Photo: The Canadian Press
Attorney Jessica Zita, representing Lisa Banfield, addresses the Mass Casualty Commission’s inquiry into the mass murders in rural Nova Scotia on 18/19. April 2020 in Truro, NS on Thursday September 22, 2022. Gabriel Wortman, dressed as an RCMP officer and driving a replica police cruiser, murdered 22 people. THE CANADIAN PRESS/Andrew Vaughan
The spouse of the gunman who killed 22 Nova Scotians in the 2020 mass shooting is calling for improved police training and handling of domestic violence.
Jessica Zita, a lawyer representing the killer’s spouse Lisa Banfield, told a federal-provincial inquiry Thursday that police should have identified the gunman as a high risk of causing significant violence given his “alarming history.”

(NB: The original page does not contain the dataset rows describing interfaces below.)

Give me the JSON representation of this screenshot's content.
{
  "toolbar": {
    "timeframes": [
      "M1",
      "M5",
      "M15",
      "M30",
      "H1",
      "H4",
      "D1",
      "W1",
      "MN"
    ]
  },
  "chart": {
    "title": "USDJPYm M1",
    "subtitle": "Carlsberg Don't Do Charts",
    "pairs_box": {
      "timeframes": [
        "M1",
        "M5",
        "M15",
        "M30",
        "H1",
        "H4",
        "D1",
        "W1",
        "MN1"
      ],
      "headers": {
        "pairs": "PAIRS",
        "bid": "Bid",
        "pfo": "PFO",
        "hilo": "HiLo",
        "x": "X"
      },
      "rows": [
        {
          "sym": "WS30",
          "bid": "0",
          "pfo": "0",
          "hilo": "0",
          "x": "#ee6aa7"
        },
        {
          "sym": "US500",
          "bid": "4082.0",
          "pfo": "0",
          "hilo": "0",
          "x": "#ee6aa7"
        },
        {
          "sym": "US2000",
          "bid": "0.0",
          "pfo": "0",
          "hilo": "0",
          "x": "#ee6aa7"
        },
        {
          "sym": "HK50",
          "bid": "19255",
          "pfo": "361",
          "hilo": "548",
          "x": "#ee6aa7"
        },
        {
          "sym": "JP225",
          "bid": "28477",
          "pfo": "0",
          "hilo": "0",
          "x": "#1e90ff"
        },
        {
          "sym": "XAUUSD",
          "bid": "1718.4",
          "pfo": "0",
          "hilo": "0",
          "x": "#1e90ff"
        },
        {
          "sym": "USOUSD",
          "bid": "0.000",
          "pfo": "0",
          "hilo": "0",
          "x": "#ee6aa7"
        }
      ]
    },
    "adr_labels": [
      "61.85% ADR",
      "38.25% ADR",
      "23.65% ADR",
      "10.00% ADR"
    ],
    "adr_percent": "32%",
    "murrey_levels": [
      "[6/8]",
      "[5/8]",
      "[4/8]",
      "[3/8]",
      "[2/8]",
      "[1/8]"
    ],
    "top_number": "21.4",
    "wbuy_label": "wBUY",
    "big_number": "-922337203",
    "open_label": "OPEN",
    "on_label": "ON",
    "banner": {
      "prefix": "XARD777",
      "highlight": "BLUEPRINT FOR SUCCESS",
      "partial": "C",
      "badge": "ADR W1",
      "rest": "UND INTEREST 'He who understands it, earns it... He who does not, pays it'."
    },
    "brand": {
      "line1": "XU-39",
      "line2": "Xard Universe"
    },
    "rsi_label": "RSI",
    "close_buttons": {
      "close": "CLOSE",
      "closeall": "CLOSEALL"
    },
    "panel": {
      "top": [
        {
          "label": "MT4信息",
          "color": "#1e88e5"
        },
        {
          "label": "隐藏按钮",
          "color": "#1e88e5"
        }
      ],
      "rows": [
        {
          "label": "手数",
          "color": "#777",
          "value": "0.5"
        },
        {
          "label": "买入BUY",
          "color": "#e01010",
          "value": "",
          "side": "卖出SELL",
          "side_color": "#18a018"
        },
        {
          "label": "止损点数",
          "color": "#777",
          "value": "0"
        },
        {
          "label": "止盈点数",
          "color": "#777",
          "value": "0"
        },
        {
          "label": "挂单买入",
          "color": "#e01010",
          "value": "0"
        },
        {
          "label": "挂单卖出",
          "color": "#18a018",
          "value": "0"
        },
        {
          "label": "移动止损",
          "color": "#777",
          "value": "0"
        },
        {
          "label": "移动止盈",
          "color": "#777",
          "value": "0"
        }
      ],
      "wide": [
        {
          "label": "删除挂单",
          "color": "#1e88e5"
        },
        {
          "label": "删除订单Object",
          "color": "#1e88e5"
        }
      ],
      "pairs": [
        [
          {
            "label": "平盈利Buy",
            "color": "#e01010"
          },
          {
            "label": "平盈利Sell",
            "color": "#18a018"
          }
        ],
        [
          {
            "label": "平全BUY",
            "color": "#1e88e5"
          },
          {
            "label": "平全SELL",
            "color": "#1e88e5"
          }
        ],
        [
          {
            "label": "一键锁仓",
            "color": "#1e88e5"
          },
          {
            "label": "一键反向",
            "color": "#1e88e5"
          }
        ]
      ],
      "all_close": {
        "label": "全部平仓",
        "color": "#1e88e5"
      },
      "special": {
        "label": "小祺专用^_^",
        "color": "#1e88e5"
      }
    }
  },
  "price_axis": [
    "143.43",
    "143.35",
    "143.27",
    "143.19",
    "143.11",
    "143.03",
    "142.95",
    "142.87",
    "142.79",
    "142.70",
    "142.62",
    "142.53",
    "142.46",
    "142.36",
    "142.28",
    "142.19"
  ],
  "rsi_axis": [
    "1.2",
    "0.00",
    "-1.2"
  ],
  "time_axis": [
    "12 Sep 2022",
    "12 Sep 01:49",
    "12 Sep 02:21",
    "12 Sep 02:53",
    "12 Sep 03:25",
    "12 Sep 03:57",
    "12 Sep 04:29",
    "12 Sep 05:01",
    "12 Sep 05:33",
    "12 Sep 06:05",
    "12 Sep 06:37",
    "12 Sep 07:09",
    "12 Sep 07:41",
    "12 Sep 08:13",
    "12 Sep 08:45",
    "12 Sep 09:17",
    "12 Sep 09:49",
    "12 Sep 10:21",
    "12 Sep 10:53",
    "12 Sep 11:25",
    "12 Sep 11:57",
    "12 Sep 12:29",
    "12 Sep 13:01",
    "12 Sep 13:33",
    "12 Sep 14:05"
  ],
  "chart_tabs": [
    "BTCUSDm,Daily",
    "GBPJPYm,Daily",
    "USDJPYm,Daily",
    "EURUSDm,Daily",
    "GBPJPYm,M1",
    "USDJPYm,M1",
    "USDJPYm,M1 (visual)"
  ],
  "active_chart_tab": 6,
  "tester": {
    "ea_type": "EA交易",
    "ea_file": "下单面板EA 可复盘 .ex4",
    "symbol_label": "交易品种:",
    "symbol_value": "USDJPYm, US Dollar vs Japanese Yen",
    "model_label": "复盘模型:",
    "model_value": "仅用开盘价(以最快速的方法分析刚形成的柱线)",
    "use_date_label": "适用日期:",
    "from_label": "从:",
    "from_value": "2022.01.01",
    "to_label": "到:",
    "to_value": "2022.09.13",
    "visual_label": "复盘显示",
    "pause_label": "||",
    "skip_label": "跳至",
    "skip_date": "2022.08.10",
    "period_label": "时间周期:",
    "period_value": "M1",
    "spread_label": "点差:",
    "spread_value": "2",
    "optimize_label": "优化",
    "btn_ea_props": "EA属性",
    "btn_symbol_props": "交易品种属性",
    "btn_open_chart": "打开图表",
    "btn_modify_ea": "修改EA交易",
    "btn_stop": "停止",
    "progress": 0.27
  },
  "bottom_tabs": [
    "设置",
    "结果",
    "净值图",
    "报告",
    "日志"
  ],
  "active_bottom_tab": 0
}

“Police failed to protect the people of Nova Scotia from the perpetrator by failing to follow up on opportunities to identify him as a risk on a number of occasions dating back several years,” Zita said Thursday.
Long before Gabriel Wortman killed 22 people in his April 2020 rampage through rural Nova Scotia, he assaulted a teenager in 2001, he threatened to kill his parents in 2010, and he told someone he wanted to “kill a cop” in 2011.
A former neighbor of the gunman, Brenda Forbes, has testified that she told police Wortman had pinned Banfield to the ground in July 2013, but nothing was done about it.
Zita said police should update their protocols and training so they are better equipped to identify “high-risk circumstances” and respond to domestic violence.
“There needs to be a mandate to train officers to respect and empower victims of domestic violence, including those who are reluctant and ambivalent,” Zita said.
“Police forces should be trained in coercive control and how it manifests itself,” she said.
Erin Breen, who represents the Women’s Legal Education and Action Fund, the Avalon Sexual Assault Center and Wellness Within, told the study that data shows a high correlation between the perpetrators of mass killings and prior history of gender-based violence.
Banfield has testified that Wortman assaulted her and threatened her with a gun on numerous occasions throughout their 19-year relationship. Inquiries interviews have also shown that he was abusive with his first wife.
“It is therefore at our peril that we as a society cling to uninformed biases and stereotypes to dismiss gender-based violence as a private matter that does not affect us personally,” Breen said.
Zita also told the inquest that the RCMP’s conduct while gathering information to charge Banfield with supplying ammunition to the gunman was misleading, “ill-informed and out of touch.”
Banfield, her brother and her brother-in-law were charged in December 2020 with supplying ammunition to Wortman prior to the mass shooting, although none of them knew how the ammunition would be used. Their charges have been resolved through restorative justice.
The lawyer said RCMP officers feigned sensitivity in their many conversations with Banfield after the mass shooting while “planning” to charge her. Zita said one of Banfield’s lawyers asked the police to warn them if they began investigating Banfield as a suspect, but that did not happen.
“The police need to know that this is inappropriate action on their part and inappropriate behavior to betray the trust of a victim of domestic violence,” Zita said.
The inquiry is scheduled to have its final day of public proceedings on Friday, although commission advisers say they are keeping an eye on Hurricane Fiona as it heads to the east coast to ensure it is safe for participants to take part.
The federal Department of Justice, the Attorney General for Nova Scotia, the National Police Federation and the East Coast Prison Justice Society are scheduled to make final submissions Friday.
Members of the public will continue to be able to submit proposals to the inquiry via telephone, email, survey and mail until the end of the month.